Examples of identifying species
Identifying a species can range from being very easy, to nearly impossible with the naked eye. Soft corals notoriously fall into the difficult to ID. As a result, we all need to be very cautious and avoid using assumptions when ID'ing a soft corals.
Below are some anatomy features to corals, as well as some examples of soft coral ID, to demonstrate the potential difficulty.
This is a very complex genus to ID as nearly all ID's require a macro shot of the poly area, or a microscope.
I have added one ID I believe to be accurate based on the description of the original document.
Below information is based on original description: Found here
There are 3 "types" of Dendronephthya; Glomerate, Divaricate and Umbellate as described below by the original description.

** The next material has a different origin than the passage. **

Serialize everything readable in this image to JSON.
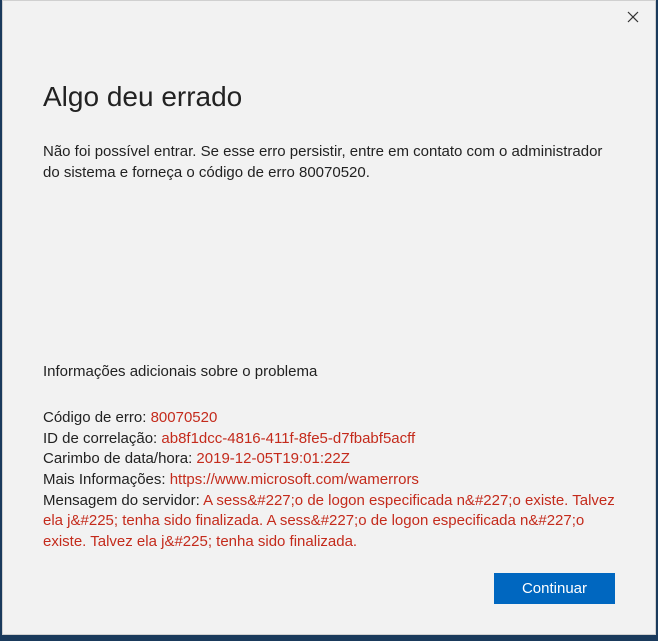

"Kükenthal has divided this difficult genus into three main groups: (I) Glomerate; (II) Divaricate; (III) Umbellate, giving precision to similar suggestions by previous workers such as Holm.

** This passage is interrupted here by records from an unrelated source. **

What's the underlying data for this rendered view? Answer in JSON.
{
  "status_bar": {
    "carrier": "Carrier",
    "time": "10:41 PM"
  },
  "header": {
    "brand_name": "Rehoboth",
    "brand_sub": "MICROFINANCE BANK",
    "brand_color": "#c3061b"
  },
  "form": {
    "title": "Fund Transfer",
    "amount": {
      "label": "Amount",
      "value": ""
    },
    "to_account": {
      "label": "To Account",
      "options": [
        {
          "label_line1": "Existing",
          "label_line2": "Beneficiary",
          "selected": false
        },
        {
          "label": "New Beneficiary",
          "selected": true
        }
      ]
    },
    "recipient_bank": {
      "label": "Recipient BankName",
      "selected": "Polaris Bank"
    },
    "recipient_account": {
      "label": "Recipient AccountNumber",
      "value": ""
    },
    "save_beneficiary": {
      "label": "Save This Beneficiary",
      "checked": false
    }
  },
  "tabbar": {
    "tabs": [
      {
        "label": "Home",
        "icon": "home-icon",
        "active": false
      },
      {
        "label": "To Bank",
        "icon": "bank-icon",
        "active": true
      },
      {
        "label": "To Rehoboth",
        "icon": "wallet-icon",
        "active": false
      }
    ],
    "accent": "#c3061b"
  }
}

I. The Glomerate are characterized by:
II. The Divaricate are characterized by:
It should be noted that a Divaricate polyparium may have a continuous contour like that of a well-pruned tree (see diagram).
III. The Umbellate are characterized by:
a The umbel like or sometimes corymb like aggregates formed by terminal twigs, heads of the umbels being bundles of polyps
b The disposition of all or most of the polyp heads on the surface of the colony.
Identifying which is a Glomerate, Divaricate or Umbellate form is relatively simple. However, if one goes deeper into a single form, it will prove to be very difficult.
Here is an example of a specie I am reasonably certain is accurate, thanks to a great photo provided by Cornelis Opstal, via Dreamstime.com.
The Diagnosis of Dendronephthya suensoni, found on page 52 is as follows:
"Divaricate; outline irregular; not obviously flattened; polyps in little groups (4 - 10 ), distinctly scattered; polyps stalks medium; supporting bundle medium; point spicules one pair only, of which one member is a long projecting curved spindle associated with a much smaller one at its base; crown of some 6 rows of horizontally disposed spindles; grade VI; spicules: canal-walls show numerous forms with greatly developed thorns; colour: cortex and polyps have deep red spicules, polyps grey-yellow."